called to tell me that the next date they were
aiming at was July 18th.
They added that they realized I was getting
attached to her.
They left it up to me, and the next day,
while Charlie and Brandy lay collapsed on the floor
after playing for hours, the decision was made for
me. I would be helping them pick out another beautiful Boxer,
when the time came and they were moved into their
the way, I fostered a number of other Boxers.
And yes, Brandy takes a while to warm up to
all other dogs, especially females.
I figured out that those accidents she had, was
incontinence, which was part of the reason I decided

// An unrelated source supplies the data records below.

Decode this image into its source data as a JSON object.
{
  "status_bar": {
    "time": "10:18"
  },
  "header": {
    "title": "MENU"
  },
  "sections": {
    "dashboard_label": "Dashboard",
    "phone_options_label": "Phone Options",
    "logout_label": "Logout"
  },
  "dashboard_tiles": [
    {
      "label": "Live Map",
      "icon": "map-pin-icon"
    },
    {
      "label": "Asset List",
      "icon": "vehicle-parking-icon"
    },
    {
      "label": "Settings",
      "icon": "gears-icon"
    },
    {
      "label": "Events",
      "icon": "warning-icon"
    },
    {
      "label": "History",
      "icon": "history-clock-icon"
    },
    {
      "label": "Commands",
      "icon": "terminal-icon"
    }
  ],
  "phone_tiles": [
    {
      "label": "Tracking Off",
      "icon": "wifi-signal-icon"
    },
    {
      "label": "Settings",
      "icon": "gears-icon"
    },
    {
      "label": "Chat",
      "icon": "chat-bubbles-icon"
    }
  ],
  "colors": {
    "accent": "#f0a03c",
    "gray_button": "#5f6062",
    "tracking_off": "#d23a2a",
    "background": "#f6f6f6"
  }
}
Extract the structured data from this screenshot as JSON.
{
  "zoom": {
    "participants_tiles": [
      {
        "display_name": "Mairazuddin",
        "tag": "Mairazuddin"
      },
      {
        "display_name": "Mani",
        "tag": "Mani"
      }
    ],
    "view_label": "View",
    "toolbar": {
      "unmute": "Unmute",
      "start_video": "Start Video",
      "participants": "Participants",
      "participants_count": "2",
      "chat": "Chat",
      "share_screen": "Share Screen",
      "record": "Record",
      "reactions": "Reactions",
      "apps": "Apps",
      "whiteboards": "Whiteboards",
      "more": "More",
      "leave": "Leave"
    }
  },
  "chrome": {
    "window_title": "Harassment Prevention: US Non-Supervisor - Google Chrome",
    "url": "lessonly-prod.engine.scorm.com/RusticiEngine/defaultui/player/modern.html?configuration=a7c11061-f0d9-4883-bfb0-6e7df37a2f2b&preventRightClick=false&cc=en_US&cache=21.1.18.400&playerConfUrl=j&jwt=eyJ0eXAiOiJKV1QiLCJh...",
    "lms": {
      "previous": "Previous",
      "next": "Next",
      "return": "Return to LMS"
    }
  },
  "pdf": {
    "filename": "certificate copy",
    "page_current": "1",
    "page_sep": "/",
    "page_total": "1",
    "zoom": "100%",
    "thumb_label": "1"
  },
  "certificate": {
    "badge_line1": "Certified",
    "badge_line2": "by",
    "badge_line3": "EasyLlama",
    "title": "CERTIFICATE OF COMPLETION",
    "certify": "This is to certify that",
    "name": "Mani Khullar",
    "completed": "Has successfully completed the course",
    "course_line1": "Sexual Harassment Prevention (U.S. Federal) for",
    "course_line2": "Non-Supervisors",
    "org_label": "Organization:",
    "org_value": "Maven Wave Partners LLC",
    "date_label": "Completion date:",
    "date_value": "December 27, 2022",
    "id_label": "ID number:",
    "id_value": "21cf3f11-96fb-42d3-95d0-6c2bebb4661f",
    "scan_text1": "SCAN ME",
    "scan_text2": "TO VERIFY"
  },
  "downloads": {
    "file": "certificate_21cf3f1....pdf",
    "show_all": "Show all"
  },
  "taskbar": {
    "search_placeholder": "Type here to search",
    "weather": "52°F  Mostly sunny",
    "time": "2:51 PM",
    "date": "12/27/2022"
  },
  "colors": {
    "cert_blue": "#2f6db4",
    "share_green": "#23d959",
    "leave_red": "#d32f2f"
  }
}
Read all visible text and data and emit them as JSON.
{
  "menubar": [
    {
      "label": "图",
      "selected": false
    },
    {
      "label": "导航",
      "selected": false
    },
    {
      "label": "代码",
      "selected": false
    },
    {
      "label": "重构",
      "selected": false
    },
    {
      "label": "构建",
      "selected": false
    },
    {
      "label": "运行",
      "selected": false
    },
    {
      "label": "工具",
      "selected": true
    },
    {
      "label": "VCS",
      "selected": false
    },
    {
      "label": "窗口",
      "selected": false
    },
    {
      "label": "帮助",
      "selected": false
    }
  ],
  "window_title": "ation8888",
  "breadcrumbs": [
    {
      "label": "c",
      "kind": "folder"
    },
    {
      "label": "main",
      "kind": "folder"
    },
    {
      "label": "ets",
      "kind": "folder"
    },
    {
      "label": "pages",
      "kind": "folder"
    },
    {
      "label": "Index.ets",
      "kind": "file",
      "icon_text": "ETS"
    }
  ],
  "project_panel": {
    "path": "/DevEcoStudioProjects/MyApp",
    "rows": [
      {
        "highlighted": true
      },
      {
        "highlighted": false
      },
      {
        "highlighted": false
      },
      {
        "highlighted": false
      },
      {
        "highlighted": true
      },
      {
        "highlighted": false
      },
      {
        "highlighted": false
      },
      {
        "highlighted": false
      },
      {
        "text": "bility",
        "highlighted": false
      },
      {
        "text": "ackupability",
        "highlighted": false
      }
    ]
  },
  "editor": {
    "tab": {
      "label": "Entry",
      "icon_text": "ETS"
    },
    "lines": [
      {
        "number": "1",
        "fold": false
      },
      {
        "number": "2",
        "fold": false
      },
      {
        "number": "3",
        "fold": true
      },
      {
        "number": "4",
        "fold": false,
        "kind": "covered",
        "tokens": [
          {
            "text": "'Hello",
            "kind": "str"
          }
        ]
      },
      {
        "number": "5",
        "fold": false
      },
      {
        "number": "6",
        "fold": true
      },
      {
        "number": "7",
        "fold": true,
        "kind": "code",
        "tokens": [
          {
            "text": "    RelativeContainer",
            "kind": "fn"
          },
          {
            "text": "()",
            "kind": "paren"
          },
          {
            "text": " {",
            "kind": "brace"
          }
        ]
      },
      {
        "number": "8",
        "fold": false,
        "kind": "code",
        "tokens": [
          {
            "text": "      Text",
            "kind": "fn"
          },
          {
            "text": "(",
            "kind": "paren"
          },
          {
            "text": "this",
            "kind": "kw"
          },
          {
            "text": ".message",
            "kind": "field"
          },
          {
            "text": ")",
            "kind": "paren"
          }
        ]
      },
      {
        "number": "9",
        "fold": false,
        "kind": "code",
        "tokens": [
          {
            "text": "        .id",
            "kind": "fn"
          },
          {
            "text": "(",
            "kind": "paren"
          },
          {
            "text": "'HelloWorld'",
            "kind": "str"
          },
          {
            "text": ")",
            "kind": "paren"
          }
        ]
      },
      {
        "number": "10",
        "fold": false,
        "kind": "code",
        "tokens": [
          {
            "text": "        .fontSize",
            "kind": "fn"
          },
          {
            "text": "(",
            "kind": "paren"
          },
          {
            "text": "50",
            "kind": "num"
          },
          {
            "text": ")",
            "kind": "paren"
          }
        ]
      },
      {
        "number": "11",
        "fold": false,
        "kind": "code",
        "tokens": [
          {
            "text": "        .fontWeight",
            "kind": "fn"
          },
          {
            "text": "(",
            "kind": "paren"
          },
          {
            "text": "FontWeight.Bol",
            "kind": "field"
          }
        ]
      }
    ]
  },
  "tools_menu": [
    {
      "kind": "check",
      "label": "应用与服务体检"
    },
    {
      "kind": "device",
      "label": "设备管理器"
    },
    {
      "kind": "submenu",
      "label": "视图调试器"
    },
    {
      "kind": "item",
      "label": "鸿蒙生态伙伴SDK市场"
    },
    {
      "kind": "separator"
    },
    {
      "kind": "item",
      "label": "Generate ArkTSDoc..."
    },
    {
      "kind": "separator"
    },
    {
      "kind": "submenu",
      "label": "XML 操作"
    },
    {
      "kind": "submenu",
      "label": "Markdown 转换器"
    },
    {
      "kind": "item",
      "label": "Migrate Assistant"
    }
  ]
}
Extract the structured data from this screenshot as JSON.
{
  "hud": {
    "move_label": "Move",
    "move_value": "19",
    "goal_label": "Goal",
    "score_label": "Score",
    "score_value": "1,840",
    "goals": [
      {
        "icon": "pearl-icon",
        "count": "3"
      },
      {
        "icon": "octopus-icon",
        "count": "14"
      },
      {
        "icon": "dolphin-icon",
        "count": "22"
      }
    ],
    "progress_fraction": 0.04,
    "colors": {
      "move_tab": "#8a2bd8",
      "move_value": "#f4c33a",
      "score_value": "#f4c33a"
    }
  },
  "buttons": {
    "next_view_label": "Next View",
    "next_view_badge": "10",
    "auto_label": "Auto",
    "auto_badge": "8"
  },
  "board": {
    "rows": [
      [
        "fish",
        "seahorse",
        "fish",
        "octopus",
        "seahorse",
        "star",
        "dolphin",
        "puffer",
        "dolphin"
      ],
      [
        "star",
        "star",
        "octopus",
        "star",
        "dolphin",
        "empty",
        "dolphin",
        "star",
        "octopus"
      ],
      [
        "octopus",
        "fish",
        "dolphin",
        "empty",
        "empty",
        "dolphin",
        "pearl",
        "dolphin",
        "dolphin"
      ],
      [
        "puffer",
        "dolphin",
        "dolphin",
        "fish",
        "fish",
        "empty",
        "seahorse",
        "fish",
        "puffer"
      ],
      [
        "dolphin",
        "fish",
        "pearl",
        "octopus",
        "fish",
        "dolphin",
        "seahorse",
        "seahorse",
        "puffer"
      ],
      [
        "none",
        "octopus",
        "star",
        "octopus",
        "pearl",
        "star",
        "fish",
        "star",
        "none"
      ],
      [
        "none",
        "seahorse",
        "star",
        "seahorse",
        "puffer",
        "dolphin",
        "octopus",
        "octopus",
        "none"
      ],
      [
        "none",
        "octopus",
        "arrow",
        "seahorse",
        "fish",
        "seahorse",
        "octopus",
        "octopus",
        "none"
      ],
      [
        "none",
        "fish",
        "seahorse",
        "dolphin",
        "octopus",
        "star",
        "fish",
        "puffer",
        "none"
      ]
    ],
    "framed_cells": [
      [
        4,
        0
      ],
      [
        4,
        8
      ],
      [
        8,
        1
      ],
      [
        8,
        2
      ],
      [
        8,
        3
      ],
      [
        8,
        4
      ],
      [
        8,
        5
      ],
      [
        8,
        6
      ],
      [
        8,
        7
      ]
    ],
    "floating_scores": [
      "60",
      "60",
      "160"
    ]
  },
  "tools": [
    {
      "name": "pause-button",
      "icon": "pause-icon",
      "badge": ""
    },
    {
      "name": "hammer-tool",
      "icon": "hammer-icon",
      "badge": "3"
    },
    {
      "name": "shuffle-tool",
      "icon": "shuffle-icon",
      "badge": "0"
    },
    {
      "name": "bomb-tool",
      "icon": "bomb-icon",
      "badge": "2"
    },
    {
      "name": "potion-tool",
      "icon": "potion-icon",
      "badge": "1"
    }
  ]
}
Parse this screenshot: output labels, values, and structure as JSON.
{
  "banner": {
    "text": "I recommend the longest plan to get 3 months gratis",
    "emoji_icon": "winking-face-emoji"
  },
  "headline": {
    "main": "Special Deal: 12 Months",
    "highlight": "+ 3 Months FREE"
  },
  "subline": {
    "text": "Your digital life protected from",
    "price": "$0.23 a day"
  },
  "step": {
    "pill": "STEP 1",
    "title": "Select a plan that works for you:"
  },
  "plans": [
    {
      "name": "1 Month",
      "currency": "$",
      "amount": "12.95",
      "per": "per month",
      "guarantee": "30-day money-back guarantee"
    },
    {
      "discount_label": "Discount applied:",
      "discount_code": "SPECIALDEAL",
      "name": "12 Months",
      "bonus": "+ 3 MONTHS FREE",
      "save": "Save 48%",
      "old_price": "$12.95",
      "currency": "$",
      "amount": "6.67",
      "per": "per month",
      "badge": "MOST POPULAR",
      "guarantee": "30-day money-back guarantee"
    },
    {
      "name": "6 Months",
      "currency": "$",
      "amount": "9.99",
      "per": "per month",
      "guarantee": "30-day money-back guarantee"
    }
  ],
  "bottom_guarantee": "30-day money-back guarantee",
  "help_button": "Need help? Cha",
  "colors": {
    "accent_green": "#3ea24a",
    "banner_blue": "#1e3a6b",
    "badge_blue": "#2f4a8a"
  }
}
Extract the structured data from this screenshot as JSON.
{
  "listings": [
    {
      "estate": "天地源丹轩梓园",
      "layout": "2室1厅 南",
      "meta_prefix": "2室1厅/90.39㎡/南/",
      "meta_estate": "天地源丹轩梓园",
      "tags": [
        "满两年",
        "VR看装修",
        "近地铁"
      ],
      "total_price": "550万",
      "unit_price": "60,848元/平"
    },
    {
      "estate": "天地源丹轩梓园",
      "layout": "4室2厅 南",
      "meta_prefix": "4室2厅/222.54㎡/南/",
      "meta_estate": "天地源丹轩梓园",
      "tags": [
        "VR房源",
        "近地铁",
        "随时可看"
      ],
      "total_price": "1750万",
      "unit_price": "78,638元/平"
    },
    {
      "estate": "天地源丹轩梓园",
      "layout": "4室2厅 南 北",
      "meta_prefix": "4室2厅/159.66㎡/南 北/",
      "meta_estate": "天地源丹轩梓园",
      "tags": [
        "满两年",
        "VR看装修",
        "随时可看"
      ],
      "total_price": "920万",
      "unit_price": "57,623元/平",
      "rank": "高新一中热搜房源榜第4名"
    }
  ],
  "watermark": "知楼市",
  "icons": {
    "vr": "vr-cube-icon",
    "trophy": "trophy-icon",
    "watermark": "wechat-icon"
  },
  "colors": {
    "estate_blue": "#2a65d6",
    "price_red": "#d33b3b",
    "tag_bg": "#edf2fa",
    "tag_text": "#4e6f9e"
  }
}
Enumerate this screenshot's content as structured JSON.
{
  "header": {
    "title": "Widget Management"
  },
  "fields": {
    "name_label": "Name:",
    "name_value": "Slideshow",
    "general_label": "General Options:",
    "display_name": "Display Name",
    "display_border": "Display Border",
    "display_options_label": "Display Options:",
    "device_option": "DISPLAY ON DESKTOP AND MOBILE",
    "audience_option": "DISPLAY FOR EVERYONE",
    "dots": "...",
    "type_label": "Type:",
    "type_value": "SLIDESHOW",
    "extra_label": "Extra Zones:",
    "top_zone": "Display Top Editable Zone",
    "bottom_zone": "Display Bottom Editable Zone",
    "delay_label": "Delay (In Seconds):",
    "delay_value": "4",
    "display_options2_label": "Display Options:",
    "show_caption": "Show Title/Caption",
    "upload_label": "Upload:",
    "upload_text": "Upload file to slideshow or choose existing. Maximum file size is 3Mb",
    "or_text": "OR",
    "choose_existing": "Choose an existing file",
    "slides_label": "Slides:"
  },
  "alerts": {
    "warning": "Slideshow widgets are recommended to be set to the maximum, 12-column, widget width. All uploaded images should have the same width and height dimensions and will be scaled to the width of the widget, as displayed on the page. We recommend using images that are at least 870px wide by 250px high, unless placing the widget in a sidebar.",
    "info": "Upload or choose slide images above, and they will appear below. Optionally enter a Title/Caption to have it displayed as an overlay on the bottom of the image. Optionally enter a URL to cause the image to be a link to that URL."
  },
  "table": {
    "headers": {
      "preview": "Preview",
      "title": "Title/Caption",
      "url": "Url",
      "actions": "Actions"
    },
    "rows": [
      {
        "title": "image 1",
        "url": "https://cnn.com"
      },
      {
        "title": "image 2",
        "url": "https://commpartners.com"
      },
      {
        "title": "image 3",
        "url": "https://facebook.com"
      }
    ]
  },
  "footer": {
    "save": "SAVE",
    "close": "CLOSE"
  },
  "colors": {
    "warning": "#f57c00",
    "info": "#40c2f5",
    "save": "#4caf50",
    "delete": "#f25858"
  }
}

I had to keep her.
I suspect it was the reason her first family
banished her to the garage.
But she is on medication for it, and has a
dog door, and is reminded to go out umpteen times a
nicknamed her “Leaky Butt”, and she responds to
it now as happily as she does her real name.
she has a recurring inter-digital cyst on her rear
I affectionately call her my Little Defect.
she barks at rocks.
She rolls them around the backyard, carries
them into the house, and barks at them some more.
and now she has cancer.
That’s why I decided to write this.
After posting so many Happy Beginning stories
on the website, I thought that Brandy should have
her own. We
are fighting it, and she just had her fifth chemo,
but I thought I’d indulge myself, and post her
with all of her defects, has made me laugh and made
me cry. She
has added so much to our lives, and I know you too
could fall in love with a little defect.
just look at the perfect dogs. You might just
be passing up a wonderful little defect...
was redecorating my bedroom, moving around furniture and things, when I
came across a stash of old dog collars. Some were ones my guys had
outgrown or worn out, some were donations to be used for incoming foster
dogs, and some were from past foster dogs. (I like to get them new ones
when they start their new life.)
reached in and pulled out a red checkered collar that I hadn’t looked at
for almost two years. At that moment Sammy walked into the room to say
hi. He came up to me and started to sniff the red checkered collar that
was in my hands. His little tail started to wiggle and he started his
kidney bean dance. He stood up on me and started to look around. “You
remember her don’t you? You remember Brandy” I said. He reacted to her
name and started licking my face and then ran to the window. Back he came
and then he ran to look out the door. I calmed him down and put the
collar back in the box.
Not long after, Charlie came in to see what I was up to. I pulled out the
red checkered collar and Charlie began to sniff it. His little tail
started to wiggle and he also started to look around for her. When I
mentioned her name he got more excited, repeating Sammy’s reaction. I
calmed him down and again put the collar back in the box.
was sure, but then again not.
Some time later, my youngest, who is now 20 months old, came into the
room. I held out the red checkered collar and Rudy sniffed it intently.
But that was it… Rudy never knew Brandy, having come to our family about a
month after Brandy had passed… He walked on to sniff other interesting
things newly uncovered.
Some people doubt the intelligence and souls of dogs. Not I.
And for some reason I just can’t throw out old collars.
Sandy, Volunteer -
Adopt A Boxer Rescue